Start of Block

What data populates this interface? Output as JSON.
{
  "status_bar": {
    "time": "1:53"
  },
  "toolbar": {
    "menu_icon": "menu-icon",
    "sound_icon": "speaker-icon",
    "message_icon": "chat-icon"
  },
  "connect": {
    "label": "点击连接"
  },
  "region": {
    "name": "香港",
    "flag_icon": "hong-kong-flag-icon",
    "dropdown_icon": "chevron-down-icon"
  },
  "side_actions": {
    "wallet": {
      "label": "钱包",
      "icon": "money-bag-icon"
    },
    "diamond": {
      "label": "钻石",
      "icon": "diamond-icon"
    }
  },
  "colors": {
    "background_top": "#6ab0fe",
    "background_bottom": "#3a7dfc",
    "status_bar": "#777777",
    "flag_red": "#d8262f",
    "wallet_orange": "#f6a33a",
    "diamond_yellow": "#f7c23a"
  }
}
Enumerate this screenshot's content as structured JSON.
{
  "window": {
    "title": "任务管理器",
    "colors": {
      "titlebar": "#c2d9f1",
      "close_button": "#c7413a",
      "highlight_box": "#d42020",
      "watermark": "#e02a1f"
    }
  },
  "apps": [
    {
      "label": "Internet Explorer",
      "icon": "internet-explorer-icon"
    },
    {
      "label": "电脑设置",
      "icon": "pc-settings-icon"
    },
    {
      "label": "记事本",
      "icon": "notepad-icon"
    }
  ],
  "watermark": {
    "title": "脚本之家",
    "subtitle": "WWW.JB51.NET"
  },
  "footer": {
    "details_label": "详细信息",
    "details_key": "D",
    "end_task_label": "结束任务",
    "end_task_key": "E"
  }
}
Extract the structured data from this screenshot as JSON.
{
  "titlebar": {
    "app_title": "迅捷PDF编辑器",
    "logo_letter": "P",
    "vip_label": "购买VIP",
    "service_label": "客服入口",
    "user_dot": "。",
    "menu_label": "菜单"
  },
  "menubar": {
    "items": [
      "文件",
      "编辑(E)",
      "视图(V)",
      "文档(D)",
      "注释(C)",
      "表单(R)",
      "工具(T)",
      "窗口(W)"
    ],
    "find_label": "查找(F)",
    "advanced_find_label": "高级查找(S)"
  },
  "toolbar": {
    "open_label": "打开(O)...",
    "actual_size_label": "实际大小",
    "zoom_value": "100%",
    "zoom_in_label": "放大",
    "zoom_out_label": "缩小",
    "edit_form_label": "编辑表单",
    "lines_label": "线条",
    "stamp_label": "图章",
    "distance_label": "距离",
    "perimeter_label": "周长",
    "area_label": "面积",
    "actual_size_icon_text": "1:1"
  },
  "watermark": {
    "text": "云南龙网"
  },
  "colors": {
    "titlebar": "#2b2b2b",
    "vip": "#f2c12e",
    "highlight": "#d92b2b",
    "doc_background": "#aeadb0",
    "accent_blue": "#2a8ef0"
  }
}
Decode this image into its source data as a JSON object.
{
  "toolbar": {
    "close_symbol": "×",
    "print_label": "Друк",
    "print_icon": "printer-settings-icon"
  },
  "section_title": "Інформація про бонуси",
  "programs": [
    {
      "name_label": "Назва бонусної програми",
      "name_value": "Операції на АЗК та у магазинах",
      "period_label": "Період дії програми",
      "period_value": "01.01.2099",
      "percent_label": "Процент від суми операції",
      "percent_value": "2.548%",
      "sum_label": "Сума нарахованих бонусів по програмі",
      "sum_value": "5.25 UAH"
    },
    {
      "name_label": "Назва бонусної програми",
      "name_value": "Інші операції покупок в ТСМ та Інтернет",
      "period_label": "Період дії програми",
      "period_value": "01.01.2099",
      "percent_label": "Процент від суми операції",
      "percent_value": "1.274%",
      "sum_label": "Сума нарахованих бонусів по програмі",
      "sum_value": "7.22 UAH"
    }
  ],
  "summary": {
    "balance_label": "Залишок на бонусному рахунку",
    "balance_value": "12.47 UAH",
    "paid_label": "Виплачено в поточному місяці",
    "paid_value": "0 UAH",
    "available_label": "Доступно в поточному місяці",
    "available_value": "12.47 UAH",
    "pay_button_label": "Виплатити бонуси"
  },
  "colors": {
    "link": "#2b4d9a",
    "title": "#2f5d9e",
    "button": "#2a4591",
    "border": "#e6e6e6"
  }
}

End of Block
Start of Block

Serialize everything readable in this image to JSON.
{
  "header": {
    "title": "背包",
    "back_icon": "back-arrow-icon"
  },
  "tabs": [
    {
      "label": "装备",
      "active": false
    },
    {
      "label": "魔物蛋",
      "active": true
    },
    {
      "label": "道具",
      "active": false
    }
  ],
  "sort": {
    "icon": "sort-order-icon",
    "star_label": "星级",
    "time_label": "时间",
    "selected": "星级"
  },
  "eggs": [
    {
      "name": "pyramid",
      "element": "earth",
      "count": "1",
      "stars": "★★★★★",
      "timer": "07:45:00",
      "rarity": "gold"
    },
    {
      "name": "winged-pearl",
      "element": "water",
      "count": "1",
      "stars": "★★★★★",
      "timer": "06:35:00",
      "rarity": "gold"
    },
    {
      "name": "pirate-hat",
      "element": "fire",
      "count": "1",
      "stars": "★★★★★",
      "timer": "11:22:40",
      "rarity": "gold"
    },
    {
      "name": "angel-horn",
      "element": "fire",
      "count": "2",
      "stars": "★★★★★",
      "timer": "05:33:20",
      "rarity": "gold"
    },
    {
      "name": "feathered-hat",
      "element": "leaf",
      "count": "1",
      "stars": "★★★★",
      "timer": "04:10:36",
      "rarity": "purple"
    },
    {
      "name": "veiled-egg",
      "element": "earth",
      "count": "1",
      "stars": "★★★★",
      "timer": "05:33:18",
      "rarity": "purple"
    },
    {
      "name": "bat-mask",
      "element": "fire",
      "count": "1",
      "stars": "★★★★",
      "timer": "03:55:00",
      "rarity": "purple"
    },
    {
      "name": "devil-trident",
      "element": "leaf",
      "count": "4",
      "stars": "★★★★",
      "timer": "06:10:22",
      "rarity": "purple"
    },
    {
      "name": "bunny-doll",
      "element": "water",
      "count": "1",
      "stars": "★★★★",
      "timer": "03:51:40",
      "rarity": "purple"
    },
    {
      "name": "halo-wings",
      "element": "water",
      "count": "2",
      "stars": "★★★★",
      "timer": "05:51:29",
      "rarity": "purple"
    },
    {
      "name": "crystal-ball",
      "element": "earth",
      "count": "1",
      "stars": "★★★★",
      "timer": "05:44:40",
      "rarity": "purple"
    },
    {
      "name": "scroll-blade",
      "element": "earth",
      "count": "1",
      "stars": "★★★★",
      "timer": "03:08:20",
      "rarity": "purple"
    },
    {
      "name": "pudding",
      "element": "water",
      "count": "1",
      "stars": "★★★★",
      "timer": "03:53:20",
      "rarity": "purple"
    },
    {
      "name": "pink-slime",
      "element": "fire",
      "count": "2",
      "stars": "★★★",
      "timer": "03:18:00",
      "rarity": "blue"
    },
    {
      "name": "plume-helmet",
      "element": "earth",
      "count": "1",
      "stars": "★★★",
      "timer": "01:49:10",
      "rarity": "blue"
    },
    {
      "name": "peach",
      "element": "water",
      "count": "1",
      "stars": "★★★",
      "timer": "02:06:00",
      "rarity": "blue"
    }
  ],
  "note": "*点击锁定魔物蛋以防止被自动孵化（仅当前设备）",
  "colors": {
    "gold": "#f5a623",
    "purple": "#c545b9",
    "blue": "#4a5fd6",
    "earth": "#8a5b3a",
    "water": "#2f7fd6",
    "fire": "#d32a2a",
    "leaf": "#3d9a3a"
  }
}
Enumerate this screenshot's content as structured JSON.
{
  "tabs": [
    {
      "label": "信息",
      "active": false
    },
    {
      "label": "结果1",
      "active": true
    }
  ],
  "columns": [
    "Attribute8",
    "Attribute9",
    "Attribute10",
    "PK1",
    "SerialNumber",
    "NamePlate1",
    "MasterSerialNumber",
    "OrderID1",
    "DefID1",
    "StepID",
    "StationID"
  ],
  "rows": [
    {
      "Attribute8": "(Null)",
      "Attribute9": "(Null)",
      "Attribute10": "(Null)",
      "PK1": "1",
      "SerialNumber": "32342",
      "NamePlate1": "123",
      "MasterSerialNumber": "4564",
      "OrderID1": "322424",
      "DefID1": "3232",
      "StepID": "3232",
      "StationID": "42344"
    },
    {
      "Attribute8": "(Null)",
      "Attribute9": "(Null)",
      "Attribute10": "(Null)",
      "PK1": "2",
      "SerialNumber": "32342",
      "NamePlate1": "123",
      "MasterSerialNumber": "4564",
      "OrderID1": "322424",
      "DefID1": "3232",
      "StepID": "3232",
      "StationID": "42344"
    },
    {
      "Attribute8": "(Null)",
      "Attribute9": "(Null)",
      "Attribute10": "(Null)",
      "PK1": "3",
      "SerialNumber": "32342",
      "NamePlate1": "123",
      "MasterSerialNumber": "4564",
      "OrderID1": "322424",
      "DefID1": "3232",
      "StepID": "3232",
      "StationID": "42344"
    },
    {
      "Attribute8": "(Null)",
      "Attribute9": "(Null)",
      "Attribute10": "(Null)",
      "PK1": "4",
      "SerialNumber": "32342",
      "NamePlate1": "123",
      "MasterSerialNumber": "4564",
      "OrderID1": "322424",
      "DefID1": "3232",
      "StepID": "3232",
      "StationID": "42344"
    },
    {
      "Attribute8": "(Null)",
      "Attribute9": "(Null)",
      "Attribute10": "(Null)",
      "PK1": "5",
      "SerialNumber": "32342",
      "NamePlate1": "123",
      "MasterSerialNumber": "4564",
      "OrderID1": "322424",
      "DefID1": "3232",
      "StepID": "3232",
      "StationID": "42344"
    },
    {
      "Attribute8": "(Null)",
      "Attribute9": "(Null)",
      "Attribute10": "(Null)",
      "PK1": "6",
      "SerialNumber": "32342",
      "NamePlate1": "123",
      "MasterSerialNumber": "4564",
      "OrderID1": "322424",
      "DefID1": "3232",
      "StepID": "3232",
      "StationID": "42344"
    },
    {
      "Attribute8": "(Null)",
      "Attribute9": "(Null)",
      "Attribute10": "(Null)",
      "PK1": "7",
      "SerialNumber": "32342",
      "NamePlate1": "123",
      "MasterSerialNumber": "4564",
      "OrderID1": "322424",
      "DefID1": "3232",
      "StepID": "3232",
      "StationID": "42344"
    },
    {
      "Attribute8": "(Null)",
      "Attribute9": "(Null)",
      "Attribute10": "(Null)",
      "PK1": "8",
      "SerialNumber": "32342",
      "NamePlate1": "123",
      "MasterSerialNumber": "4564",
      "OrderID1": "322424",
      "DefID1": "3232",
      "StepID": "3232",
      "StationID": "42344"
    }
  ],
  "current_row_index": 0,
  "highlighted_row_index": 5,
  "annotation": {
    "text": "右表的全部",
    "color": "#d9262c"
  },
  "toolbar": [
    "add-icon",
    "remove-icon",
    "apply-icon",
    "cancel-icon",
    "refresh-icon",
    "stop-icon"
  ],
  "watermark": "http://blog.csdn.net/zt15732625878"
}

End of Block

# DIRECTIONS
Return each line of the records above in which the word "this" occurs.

# ANSWER SECTION
What data populates this interface? Output as JSON.
Enumerate this screenshot's content as structured JSON.
Extract the structured data from this screenshot as JSON.
Decode this image into its source data as a JSON object.
Serialize everything readable in this image to JSON.
Enumerate this screenshot's content as structured JSON.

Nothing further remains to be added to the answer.